Critical thinking matters. Logical thought matters. The ability to express oneself both in writing and in speech matter. But cost also matters. And setting up oneself so that you can earn a decent living in tomorrow’s world really matters.

College is one of many paths from adolescence to independence but today too many Americans blindly assume that college is a must, and an investment that will pay dividends at any price.

Accepting the college investment in all circumstances and at any cost especially when one goes deep into debt for an interesting but non job-producing major (Ethnomusicology, Sociology, Medieval History, French Poetry) needs far more questioning. And not just for your friends’ kids but your children as well.
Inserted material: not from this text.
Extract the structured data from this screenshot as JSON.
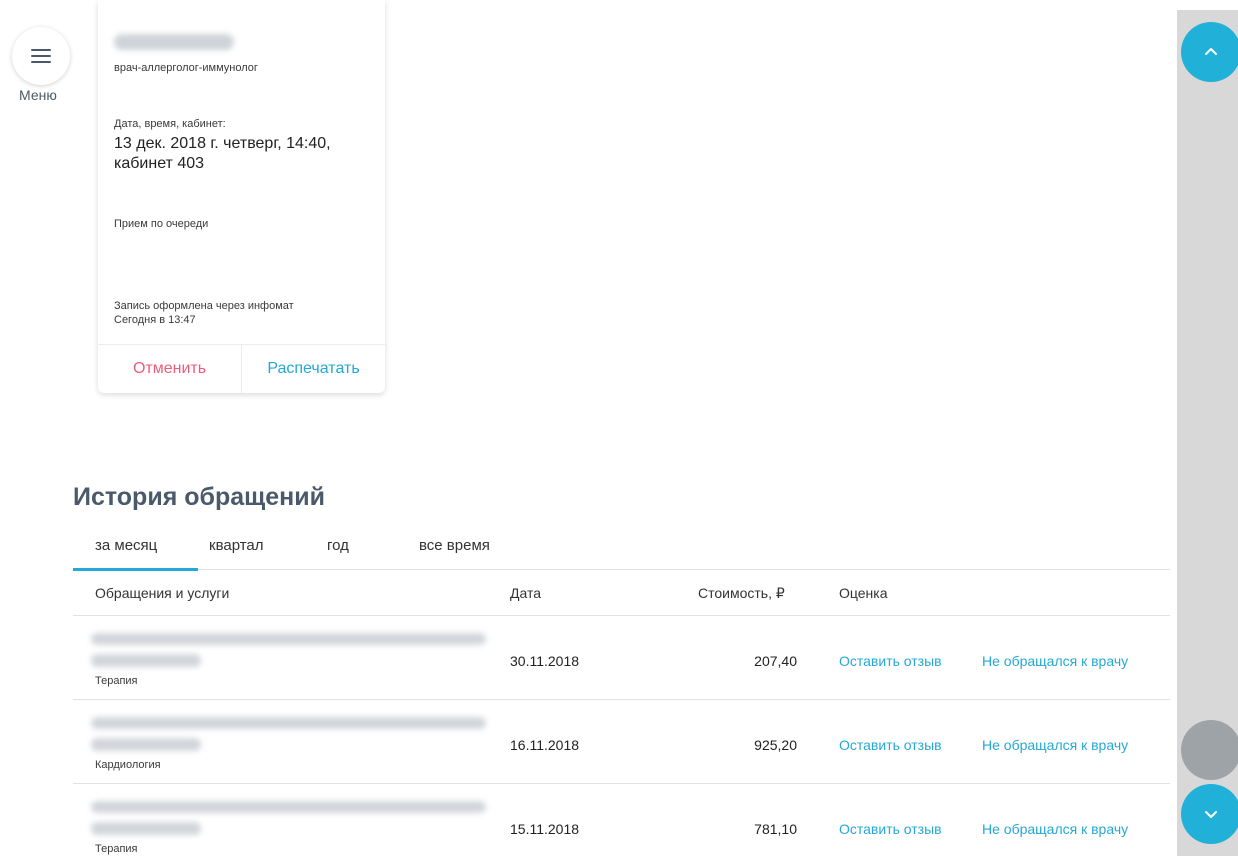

College is just one of many options that the young may consider and the choic needs to be questioned critically and compared to the alternatives on a student by student basis.

The questions they ask?

Just received from a friend....

The graduate with a science degree asks, "Why does it work?"
The graduate with an engineering degree asks, "How does it work?"
The graduate with an accounting degree asks, "How much will it cost?"
The graduate with an arts degree asks, "Do you want fries with that?"